Harold also annoyed me, as did Maureen. It drove me mad how no one would talk to each other, but moan internally instead. It wasn’t until I realised exactly why Harold couldn’t talk to David that I had a real change of heart about the story. Harold suddenly became a much more sympathetic character, and his life was so desperately sad, so I could forgive him for his dithering and floundering ways. I thought the way David died and how Harold and Maureen had struggled to cope with it for so long was really very moving. I might just have been horrendously slow on the uptake though, because everyone else in my book club had realised very early on that David was obviously dead, whereas it came as a real shock to me much later down the line. Perhaps I overlooked some vital clues somewhere, but I think having that shock really made the difference in the whole reading experience for me, and I might not have felt the same way about Harold or the book in general if I’d realised this sort-of-twist much earlier in the story.
There were still some aspects of the story that sat a little oddly with me though. I couldn’t really understand why Harold insisted on walking to see Queenie. Admittedly there wouldn’t have been much of a story if he’d just got in a car and drove, but it made me kind of anxious because he spent so long faffing about and getting lost when there was a very real danger that she would die before he saw her. And surely seeing Queenie is the whole aim in the first place? I also found Harold’s eventual meeting with Queenie to be a real anti-climax. It didn’t feel like a resolution because Queenie was too ill to even really register that Harold was there. I suppose the resolution was really supposed to be the bond that Harold rediscovers with Maureen and the way they finally acknowledge David’s death, but I felt like Queenie was the lynchpin to the story and yet she was pushed to the sidelines.
I also read the first few opening pages of Rachel Joyce’s companion novel, The Love Song of Miss Queenie Hennessey, which I have since bought. The extract was included at the end of my edition of The Unlikely Pilgrimage of Harold Fry. This is the story told from Queenie’s point of view as she is in the hospice waiting for Harold to arrive. It sounds quite intriguing though because from the snippet that I read it seems like Queenie was in love with Harold, which also puts a new spin on Harold’s story in a way and did slightly change the way I reflected on both characters after reading The Unlikely Pilgrimage of Harold Fry. Based on the extract I read, I think this novel’s also going to be filled with a lot of regret, and is unlikely to be the cheeriest of works (especially as we already know Queenie’s fate). I’m looking forward to reading the story from a different perspective, but I think it’s going to be rather draining on the old emotions. It’s an interesting idea though, and I will hopefully get around to reading Queenie’s companion piece soon.

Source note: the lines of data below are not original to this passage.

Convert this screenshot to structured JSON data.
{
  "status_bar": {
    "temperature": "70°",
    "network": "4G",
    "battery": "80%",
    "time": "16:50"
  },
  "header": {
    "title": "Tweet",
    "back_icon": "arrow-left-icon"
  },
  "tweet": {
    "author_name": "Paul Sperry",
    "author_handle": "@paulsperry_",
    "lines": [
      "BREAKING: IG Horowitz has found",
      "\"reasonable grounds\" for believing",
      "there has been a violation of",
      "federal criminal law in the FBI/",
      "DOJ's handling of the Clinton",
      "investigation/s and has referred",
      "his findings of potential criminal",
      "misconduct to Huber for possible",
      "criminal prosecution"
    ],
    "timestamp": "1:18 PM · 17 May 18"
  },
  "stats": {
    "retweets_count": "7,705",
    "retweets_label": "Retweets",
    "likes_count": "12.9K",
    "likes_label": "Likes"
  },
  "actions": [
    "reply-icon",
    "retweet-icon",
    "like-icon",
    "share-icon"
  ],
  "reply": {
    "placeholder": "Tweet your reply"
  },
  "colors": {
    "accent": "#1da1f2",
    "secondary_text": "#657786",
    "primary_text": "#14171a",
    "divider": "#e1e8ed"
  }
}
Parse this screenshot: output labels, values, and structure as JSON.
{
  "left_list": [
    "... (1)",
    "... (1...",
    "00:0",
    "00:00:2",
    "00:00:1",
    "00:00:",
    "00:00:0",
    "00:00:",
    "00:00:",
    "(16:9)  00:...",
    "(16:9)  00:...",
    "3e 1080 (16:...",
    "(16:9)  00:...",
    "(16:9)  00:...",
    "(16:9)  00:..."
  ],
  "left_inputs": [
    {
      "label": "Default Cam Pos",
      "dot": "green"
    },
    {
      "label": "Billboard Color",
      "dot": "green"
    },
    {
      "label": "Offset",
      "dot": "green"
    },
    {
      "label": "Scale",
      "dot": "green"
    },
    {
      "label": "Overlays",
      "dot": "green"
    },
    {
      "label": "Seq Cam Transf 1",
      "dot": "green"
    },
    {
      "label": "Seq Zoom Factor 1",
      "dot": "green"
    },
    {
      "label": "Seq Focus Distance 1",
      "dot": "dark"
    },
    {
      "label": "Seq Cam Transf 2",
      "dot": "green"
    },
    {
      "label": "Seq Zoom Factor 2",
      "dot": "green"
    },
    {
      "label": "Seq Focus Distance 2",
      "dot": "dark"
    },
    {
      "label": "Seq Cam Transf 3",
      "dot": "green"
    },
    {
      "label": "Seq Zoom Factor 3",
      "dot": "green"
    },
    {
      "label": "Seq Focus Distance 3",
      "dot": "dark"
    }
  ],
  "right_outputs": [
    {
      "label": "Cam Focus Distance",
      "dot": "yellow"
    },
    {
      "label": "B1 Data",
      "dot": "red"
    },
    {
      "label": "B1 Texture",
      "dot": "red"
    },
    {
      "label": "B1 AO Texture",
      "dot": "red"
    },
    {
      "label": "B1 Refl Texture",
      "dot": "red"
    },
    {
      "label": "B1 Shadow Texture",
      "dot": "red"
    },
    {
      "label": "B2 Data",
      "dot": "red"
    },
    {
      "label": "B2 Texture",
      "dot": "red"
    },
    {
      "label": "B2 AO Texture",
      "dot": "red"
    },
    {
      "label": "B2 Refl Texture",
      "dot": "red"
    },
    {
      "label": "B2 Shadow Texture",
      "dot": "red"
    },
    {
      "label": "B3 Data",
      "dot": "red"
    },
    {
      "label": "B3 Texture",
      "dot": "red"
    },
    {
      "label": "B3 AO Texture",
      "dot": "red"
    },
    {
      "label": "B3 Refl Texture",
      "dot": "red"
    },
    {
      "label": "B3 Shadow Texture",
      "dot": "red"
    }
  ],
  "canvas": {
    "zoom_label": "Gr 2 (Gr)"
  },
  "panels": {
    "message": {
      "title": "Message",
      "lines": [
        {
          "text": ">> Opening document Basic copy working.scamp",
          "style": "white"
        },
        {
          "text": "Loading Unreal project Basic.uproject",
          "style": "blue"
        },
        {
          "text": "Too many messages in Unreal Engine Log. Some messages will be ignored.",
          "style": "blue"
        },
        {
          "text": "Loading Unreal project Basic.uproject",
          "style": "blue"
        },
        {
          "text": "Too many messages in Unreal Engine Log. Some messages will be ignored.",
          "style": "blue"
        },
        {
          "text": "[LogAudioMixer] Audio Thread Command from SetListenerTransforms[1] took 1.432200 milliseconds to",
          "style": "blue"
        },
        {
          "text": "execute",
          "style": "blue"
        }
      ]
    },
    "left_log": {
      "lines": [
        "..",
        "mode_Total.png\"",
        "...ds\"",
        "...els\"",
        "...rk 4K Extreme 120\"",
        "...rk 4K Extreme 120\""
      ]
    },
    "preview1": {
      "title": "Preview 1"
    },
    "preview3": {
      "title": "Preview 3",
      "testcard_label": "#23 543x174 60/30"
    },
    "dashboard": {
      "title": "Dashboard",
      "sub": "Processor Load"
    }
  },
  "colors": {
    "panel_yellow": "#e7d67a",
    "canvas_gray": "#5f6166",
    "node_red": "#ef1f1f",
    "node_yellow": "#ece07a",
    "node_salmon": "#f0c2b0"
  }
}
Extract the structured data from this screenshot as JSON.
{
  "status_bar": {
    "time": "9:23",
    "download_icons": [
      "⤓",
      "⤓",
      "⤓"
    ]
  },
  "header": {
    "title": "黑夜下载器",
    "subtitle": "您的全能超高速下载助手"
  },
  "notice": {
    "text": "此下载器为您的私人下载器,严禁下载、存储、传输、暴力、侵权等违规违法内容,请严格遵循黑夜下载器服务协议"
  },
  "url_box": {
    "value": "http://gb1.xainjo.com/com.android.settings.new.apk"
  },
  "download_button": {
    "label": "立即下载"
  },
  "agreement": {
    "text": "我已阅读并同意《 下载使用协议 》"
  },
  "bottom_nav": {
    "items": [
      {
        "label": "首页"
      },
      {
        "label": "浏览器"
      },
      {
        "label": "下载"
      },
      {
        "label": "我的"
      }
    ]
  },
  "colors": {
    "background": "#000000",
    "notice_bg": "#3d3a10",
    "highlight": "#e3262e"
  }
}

Read previous Book Review featuring J.D. Salinger’s For Esme – With Love and Squalor